Hazel Price passed the 8th grade state exam at Willow Lawn Grade School out of Yelm and entered Yelm High School the first year it was held in the grade School at Yelm, about the fall of 1910. She and May Robinson drove their old horse and buggy to school each day. There were only the first two grades of high school at Yelm for several years so if you wanted to continue you had to go to Olympia or Tacoma.
The Business of Education
In 1900, the Yelm School District was one of numerous schools districts in this area. The Board of Directors had placed a 1 mill levy to the vote of the district in 1901. In 1909, the school district estimated that they would be spending a little less than $1,500 for the coming year. Nearly four-fifths of his was for teacher salaries.
According to The Story of Yelm the following men served as district superintendents during this era:
1914-16 Mr. Fleenor
1916-17 Mr. Blounquist
1917-18 Mr. Fletcher
1918-21 Ernest Nichols

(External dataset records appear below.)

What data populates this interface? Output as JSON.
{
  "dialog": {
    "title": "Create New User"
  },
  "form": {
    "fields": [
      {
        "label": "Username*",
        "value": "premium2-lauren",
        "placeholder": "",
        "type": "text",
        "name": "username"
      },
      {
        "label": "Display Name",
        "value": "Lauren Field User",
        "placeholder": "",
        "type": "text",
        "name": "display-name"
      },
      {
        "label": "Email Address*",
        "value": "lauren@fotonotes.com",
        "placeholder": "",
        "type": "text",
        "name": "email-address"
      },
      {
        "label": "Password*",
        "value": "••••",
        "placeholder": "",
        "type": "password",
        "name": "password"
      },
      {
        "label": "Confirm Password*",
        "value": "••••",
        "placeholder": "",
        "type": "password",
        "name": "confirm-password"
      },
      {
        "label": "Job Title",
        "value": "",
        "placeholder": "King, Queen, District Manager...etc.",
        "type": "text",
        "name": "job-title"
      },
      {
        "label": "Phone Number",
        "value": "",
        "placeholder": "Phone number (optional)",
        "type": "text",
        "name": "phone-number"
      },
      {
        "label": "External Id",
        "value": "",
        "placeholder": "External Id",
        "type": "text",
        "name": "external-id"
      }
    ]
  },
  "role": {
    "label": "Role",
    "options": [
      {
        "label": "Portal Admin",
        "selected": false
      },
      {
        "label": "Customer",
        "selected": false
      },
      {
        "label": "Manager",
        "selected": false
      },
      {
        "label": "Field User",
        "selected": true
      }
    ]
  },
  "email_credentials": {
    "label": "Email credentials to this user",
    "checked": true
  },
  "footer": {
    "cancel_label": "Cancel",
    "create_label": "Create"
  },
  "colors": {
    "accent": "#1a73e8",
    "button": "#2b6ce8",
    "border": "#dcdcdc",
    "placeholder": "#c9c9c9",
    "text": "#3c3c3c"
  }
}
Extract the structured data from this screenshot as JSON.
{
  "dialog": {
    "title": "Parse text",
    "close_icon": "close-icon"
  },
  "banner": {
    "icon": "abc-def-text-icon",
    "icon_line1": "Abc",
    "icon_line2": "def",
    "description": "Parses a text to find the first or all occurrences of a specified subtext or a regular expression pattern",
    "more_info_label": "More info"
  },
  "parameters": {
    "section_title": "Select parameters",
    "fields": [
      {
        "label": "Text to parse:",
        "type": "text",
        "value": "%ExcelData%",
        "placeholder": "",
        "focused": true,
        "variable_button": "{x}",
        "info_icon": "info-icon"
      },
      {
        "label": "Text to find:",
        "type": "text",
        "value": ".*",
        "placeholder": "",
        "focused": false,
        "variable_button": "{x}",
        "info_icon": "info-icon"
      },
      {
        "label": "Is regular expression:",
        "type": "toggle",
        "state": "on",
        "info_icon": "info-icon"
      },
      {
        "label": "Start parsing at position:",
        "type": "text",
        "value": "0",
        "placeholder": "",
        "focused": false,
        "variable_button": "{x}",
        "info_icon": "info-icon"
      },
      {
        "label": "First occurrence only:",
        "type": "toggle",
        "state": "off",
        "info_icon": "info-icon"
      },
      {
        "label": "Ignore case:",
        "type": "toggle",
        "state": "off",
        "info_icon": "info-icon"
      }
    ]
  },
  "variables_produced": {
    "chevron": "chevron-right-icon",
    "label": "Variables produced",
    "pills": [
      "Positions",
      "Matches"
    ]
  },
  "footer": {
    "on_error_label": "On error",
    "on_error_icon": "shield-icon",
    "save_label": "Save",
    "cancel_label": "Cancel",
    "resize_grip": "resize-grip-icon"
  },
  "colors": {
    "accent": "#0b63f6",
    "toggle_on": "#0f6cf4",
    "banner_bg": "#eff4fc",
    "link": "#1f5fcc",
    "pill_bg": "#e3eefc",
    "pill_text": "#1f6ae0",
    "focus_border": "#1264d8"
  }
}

1921-25 Fred J. Brown
1925-32 J. R. Loutzenhiser
Men and women desiring to become teachers had two avenues to certification. One was an education at a normal school and the other was through testing. Teachers were governed by state rules and regulations. Many of the issues will seem familiar to teachers of the current era.